● **Recorded data**
***

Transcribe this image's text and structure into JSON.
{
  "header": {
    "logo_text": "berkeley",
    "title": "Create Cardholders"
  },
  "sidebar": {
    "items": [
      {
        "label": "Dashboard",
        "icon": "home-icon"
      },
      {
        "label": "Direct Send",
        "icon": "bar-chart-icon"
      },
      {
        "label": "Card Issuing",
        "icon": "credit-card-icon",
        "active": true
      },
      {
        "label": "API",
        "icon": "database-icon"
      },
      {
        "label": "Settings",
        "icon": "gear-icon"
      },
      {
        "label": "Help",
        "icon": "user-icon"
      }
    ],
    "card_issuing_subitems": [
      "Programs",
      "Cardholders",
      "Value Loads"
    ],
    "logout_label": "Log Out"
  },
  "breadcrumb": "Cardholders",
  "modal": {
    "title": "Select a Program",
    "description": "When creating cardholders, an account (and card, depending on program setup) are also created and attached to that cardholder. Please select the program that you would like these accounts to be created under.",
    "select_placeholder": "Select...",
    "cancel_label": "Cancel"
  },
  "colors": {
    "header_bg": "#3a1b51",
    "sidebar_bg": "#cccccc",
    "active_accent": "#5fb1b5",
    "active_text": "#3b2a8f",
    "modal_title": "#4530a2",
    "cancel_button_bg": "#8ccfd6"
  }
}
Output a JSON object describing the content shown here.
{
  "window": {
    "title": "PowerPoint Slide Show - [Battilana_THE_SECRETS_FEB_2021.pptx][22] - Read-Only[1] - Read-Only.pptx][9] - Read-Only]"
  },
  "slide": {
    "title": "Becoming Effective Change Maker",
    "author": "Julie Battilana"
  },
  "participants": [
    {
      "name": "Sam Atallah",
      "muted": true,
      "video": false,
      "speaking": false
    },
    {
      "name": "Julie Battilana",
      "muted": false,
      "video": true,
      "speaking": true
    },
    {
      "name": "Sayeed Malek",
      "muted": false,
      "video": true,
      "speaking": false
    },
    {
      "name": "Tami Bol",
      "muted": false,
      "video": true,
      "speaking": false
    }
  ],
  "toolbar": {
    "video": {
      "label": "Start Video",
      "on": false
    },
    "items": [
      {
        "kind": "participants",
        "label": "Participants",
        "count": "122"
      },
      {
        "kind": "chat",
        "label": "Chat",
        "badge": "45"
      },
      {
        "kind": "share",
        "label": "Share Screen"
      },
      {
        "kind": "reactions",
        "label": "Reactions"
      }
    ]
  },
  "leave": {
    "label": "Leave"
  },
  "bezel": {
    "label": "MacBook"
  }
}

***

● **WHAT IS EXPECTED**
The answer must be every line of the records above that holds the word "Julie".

● **EXERCISE OUTPUT**
    "author": "Julie Battilana"
      "name": "Julie Battilana",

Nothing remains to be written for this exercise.